Beyond learning how to apply new forms of technology to create early digital art, Lillian was at the same time learning how to navigate the people, culture, and rules in a male-dominated science and research incubator. While she received payment to create her first film, Pixillation, and later as a contracted “graphics consultant,” most of her time at Bell Laboratories from 1969 into the early 2000s was as an unpaid “resident visitor.” In a 2013 oral history with the Computer History Museum, she noted that at the Labs, “there were very few women scientists. […] It was well known that the women scientists were paid lower than their male counterparts.” Despite the success of her 1970s films, many top executives were not aware of her visits or collaborations with scientists working there until the mid-1980s.

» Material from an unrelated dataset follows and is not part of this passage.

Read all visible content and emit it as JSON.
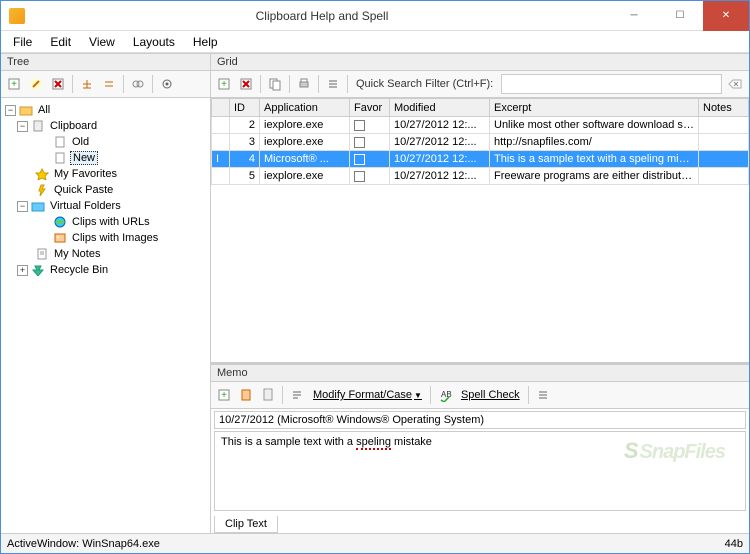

THF706961 / 'Quintet: An Experiment in Communication Through 5 Films,' 1970 / inside

A brochure for a film program featuring Lillian Schwartz’s films called “Quintet: An Experiment in Communication Through 5 Films,” 1970. / THF706961

THF705961 / Handcolored Still from Lillian Schwartz's Film, 'Pixillation,' circa 1970

A handcolored still from Lillian Schwartz’s film, Pixillation, c. 1970. / THF705961

Max Mathews, director of Bell's Acoustical and Behavioral Research Center, supported Lillian's work. However, when a group of shareholders visited, Mathews worried that she would be exposed as a non-scientist, so he made up a fake title, telling her to introduce herself as a "morphodynamicist." When Lillian's work received a wave of press attention in 1984, the president of Bell, Ian M. Ross, called her to his office: "He said, 'You're not even in the phonebook. I mean, you've been here since ‘68.' He was very upset." Ross sent Lillian to meet with the company's lawyers, and she believed she would be banned from the Labs. Instead, this is when she received her badge stating that she was a “resident visitor.” "From then on,” Lillian stated, “I was safe."

In 2021, thanks to the generosity of the Schwartz family, The Henry Ford became the permanent home for the Lillian F. Schwartz & and Laurens R. Schwartz Collection, which contains thousands of objects that document her practice from the 1930s into the 2020s. The exhibition, Lillian Schwartz: Whirlwind of Creativity, is open to the public in the Collections Gallery in Henry Ford Museum of American Innovation until March 31, 2024.

Kristen Gallerneaux is Curator of Communications & Information Technology and Editor-in-Chief for Digital Curation at The Henry Ford.